In order to robustly model ET, both optical and thermal satellite data are needed. The former data is acquired daily by Sentinel-3 at 300 m resolution and by Sentinel-2 every 3 to 5 days at 10 – 20 m resolution. Thermal data is acquired only by Sentinel-3 at around 1 km resolution. ET estimates derived directly from this thermal data would also have a resolution of “just” 1 km, which would obscure many agricultural landscape features.

This is why DHI GRAS together with IRTA and SANDHOLT worked on developing a method to fuse Sentinel-2 and Sentinel-3 data, with the aim of obtaining ET maps with a resolution of 20 m. This was the primary objective of the Sen-ET project.

Frontline technology for water resource management and irrigation support
One application where the Sentinel-based high-resolution actual evapotranspiration (ETa) estimates could be particularly useful is water rights monitoring and water accounting and auditing. Those tasks are sometimes performed at an irrigation district level, but often water use monitoring needs to be undertaken at an agricultural parcel level.

In those cases, the use of high-resolution data is essential. By relying on estimates of ETa, as opposed to potential or reference ET, it is possible to measure water consumption values in a more direct and robust manner. This is because ETa considers the actual water transfer from soil and vegetation into the atmosphere, while potential or reference ET are theoretical maximum values reflecting, respectively, water use of unstressed vegetation or atmospheric demand.

In the video at the bottom of the page we can observe the extra spatial detail which is revealed when using the Sen-ET methodology. At the native resolution of the Sentinel-3 thermal observations’, it is not possible to distinguish any agricultural fields or other landscape features, while at Sentinel-2 spatial resolution all the parcels are clearly visible.

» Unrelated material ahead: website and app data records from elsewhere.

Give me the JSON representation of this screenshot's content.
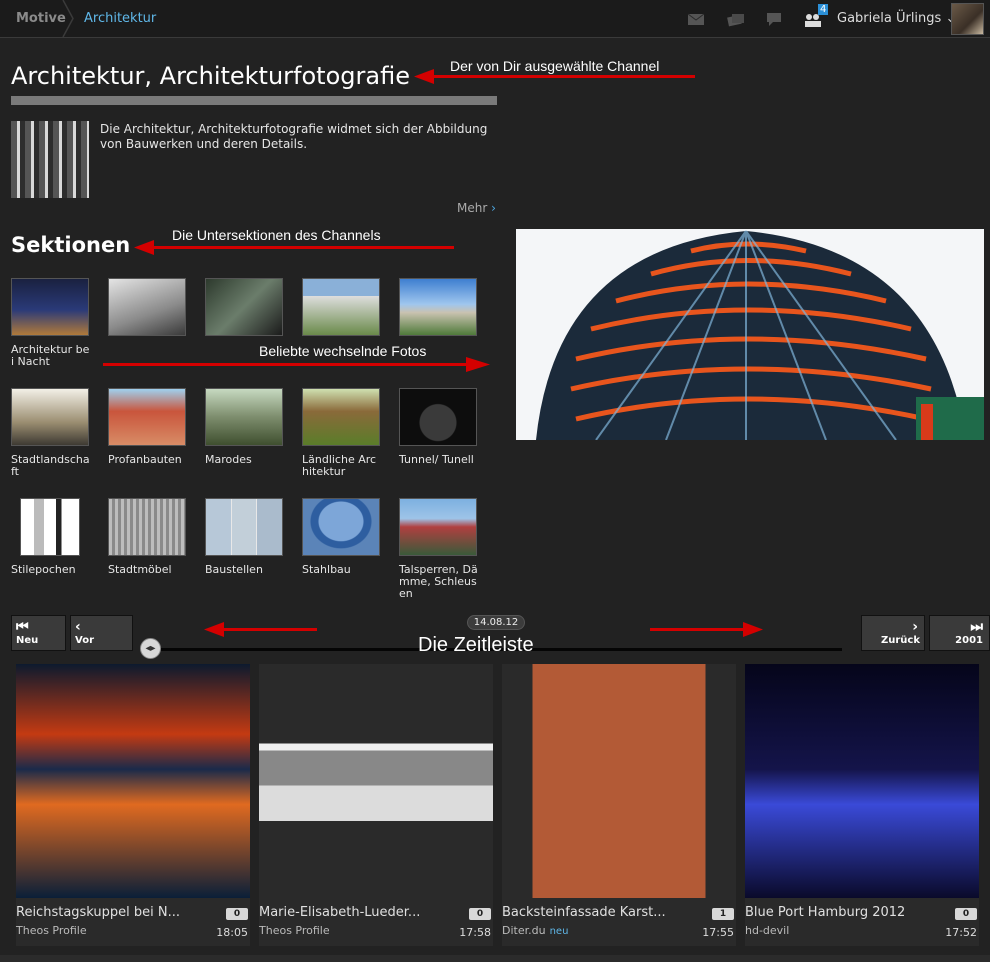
{
  "breadcrumb": {
    "home": "Motive",
    "current": "Architektur"
  },
  "user": {
    "name": "Gabriela Ürlings",
    "notification_count": "4"
  },
  "channel": {
    "title": "Architektur, Architekturfotografie",
    "description": "Die Architektur, Architekturfotografie widmet sich der Abbildung von Bauwerken und deren Details.",
    "more_label": "Mehr"
  },
  "sections": {
    "title": "Sektionen",
    "items": [
      {
        "label": "Architektur bei Nacht"
      },
      {
        "label": ""
      },
      {
        "label": ""
      },
      {
        "label": ""
      },
      {
        "label": ""
      },
      {
        "label": "Stadtlandschaft"
      },
      {
        "label": "Profanbauten"
      },
      {
        "label": "Marodes"
      },
      {
        "label": "Ländliche Architektur"
      },
      {
        "label": "Tunnel/ Tunell"
      },
      {
        "label": "Stilepochen"
      },
      {
        "label": "Stadtmöbel"
      },
      {
        "label": "Baustellen"
      },
      {
        "label": "Stahlbau"
      },
      {
        "label": "Talsperren, Dämme, Schleusen"
      }
    ]
  },
  "annotations": {
    "channel": "Der von Dir ausgewählte Channel",
    "subsections": "Die Untersektionen des Channels",
    "popular": "Beliebte wechselnde Fotos",
    "timeline": "Die Zeitleiste"
  },
  "timeline": {
    "date": "14.08.12",
    "btn_newest": "Neu",
    "btn_prev": "Vor",
    "btn_next": "Zurück",
    "btn_oldest": "2001"
  },
  "photos": [
    {
      "title": "Reichstagskuppel bei N...",
      "author": "Theos Profile",
      "count": "0",
      "time": "18:05",
      "new": ""
    },
    {
      "title": "Marie-Elisabeth-Lueder...",
      "author": "Theos Profile",
      "count": "0",
      "time": "17:58",
      "new": ""
    },
    {
      "title": "Backsteinfassade Karst...",
      "author": "Diter.du",
      "count": "1",
      "time": "17:55",
      "new": "neu"
    },
    {
      "title": "Blue Port Hamburg 2012",
      "author": "hd-devil",
      "count": "0",
      "time": "17:52",
      "new": ""
    }
  ],
  "colors": {
    "accent": "#5fb7e8",
    "arrow": "#d40000",
    "background": "#222222"
  }
}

Focusing on the pivot irrigation fields in the top-left corner, with fine spatial resolution, we can easily separate both the total ETa of the different fields and the unique temporal pattern of each field (see figure below).

Those estimates can then be compared with either total rainfall values or with ETa of an un-irrigated area, close by, to calculate irrigation water input at parcel level. At coarse spatial resolution, the ETa estimate contains aggregated values from the adjacent fields as well as non-irrigated land in the vicinity of the fields, making such comparison more difficult.

The accuracy of the modeled ETa has been validated extensively in the Sen-ET project. The results indicate an uncertainty of around 30% in herbaceous agricultural fields, such as the irrigation pivot parcels. This number is a result of comparing instantaneous ETa estimates against 30-minutes eddy-covariance flux tower observations. The uncertainty in the flux-tower observations is usually in the order of 20% and this reflects on the satellite-based estimates’ accuracy. In addition, when aggregating the instantaneous estimates to daily, seasonal or yearly values the accuracy increases significantly as it cancels out random errors.

Application potential and way forward
Water is essential for life on Earth. Water is a critical natural resource that underpins all social and economic activities. Tools that can underpin further optimisation of water resource use and minimise consumption are instrumental in order to secure sustainable water resource management worldwide. Our cutting-edge methodology to derive reliable and timely ET estimations at field level provides a vital instrument to support informed decision making of critical water resources.

Our method provides critical information to support water use efficiency within several domains, including irrigation management, by providing an indicating of areas where crops experience water stress, as well as water licensing schemes by providing a cost-effective and efficient means to do water accounting.

The development of our state-of-the-art ET tool builds on several years of research led by Dr. Radoslaw Guzinski. Rado (PhD from the University of Copenhagen with a thesis focusing on remote sensing of evapotranspiration) is a Senior Remote Sensing Specialist and Software Engineer with DHI GRAS and was previously a Research Fellow with the European Space Agency (ESA). While at ESA he significantly contributed to the Mission Requirements Document for the proposed Copernicus High Spatio-Temporal Resolution Land Surface Temperature Mission.

For more information about our ET approach and ongoing work, please contact Rado at

If you would like to know more about how our tool can be put into practice in your company, please reach out to our Business Development Manager, Torsten Bondo at